Knowing when your business is in debt and being honest with yourself about it allows you to act quickly in order to get the help and advice you need. In turn, this could ensure your business gets the opportunity to turn around, or to enter an appropriate insolvency process if necessary. But how do you can you know that you are well and truly in debt? There are 8 tell-tale signs, and once you notice them you need to act fast.
One of the clearest signs that your business is deep in debt is probably an inability to meet your financial obligations from period to period. If you’re falling behind in making your lease, overheads, and loan repayments, it’s likely you’re overleveraged.
However, it could also be a sign that you’re experiencing cash-flow problems. If your cash flow cycle is healthy with accounts receivables up to date, and you still can’t meet your financial obligations, then it’s probable that you have a debt issue in your business.
Recent surveys have indicated that children who live at home receive $832 a year for their allowance. While there are no costs to receiving handouts from your parents, the story is quite different when it comes to a business borrowing money.
If your business borrowing costs are escalating, then this could be a sign that you have a debt issue. As the business owner, CEO, or company director, you should have a clear idea about exactly how much you’re paying to service your loans each month. As a general rule of thumb, if more expenses are going towards servicing your debt (paying interest rather than just paying down) rather than growing or running your business, you might have a debt issue.
Low profitability could be a sign that your debt situation is beginning to affect your business. If your business experiences a drop in profitability accompanied by high debt servicing costs, all it might take is a low revenue season to set you back and create significant challenges to your solvency status.
If you’re constantly being turned down for loans and debt, it’s time to reassess your debt situation and consider whether you’re overleveraged. Financial institutions and banks undertake rigorous checks before they will lend, so your inability to secure suitable financing can be just another sign that your debt situation is out of control. You need to review why the banks might be turning you down and what you should do to repair the situation.
Too much debt can make it hard for you to grow and scale in a sustainable way.

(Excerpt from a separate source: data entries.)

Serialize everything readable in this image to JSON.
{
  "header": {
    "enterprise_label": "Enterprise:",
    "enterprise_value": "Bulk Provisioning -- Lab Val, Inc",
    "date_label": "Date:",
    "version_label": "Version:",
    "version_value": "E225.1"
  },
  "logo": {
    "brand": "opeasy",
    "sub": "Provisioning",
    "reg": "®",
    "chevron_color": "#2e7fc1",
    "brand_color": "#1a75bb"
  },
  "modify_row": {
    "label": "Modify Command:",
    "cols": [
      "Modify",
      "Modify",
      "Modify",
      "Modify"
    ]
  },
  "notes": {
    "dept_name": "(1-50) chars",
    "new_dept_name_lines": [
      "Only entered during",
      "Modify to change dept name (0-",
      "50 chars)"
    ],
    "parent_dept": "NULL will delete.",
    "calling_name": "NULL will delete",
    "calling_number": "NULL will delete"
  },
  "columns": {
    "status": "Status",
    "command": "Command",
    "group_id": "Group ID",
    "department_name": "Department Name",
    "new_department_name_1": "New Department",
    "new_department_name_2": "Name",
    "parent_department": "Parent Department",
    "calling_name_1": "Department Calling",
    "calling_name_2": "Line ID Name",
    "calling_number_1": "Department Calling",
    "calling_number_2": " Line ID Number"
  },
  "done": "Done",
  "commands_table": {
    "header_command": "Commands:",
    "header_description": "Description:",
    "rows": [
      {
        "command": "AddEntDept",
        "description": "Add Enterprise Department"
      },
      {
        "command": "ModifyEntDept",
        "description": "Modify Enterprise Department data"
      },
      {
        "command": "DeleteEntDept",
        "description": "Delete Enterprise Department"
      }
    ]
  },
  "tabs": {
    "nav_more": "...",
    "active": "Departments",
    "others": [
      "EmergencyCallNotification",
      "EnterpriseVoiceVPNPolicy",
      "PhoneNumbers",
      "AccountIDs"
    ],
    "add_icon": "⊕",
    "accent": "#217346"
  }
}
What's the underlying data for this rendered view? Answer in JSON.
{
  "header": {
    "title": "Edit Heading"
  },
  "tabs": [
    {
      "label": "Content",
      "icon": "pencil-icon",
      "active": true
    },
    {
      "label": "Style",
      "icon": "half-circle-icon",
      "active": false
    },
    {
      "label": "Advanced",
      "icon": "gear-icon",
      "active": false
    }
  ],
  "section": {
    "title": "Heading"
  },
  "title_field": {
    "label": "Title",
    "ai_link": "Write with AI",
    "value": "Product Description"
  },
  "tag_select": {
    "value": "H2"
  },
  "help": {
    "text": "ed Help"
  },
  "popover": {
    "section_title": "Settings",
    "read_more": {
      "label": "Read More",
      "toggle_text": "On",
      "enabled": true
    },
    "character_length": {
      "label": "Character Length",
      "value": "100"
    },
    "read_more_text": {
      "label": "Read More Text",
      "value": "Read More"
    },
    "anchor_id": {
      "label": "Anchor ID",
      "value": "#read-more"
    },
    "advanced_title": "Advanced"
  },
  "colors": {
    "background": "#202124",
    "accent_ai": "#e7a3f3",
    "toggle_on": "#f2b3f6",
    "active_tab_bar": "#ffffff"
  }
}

The demand for your products or services is there, but you’re unable to fund your growth with your profit and/or loans. This could be because you need more funding and can’t secure it or because your profit margins are insufficient.
Either way, the root cause could be because you’re already overleveraged. In this case, you might need to consult with financing experts to explore ways to obtain more financing, or you might need to grow in a more sustainable way if taking on more debt presents too much risk.
Always being short on cash flow can be a strong indicator that you’re over leveraged. You have little liquid assets because you’re using up your money as it comes in, some it on servicing your business debt. In this case, you need to reassess your outgoings and find ways to reduce operating expenditure so you successfully meet your debt obligations and maintain a level of cash flow that’s healthful for your organisation.
Borrowing to repay your debt is a clear sign that your business debt is out of control. If your business isn’t generating enough revenue to cover your going debt obligations, it’s time to reassess your overall strategy and seek advice.
Your debt-to-asset ratio can tell you a lot about your debt situation, and if this fundamental metric is rising rather than falling or remaining stable, you might have a debt problem on your hands. Look to reduce debt and operations costs, pay down debt, and consolidate your debt products.
Some of the options for turning around your business once you’ve identified a high-debt load include cutting costs, selling assets, and negotiating better loan-repayment and supplier-payment terms. Every business should have a strategy for paying down their debt and reducing their debt load. You can and should take the time to explore your choices, but don’t delay seeking expert advice.
Insolvency experts can assist you with exploring your options and coming up with strategies that allow you to return to profitability. Alternatively, they might guide you on putting your business into voluntary administration to give your business some breathing space, or even on wind down your business and repay creditors if that’s the best option.
Getting your business back on track after accumulating a high level of debt is possible, but you need to seek advice as soon as possible. Acting quickly gives your business the best chance of successful recovery.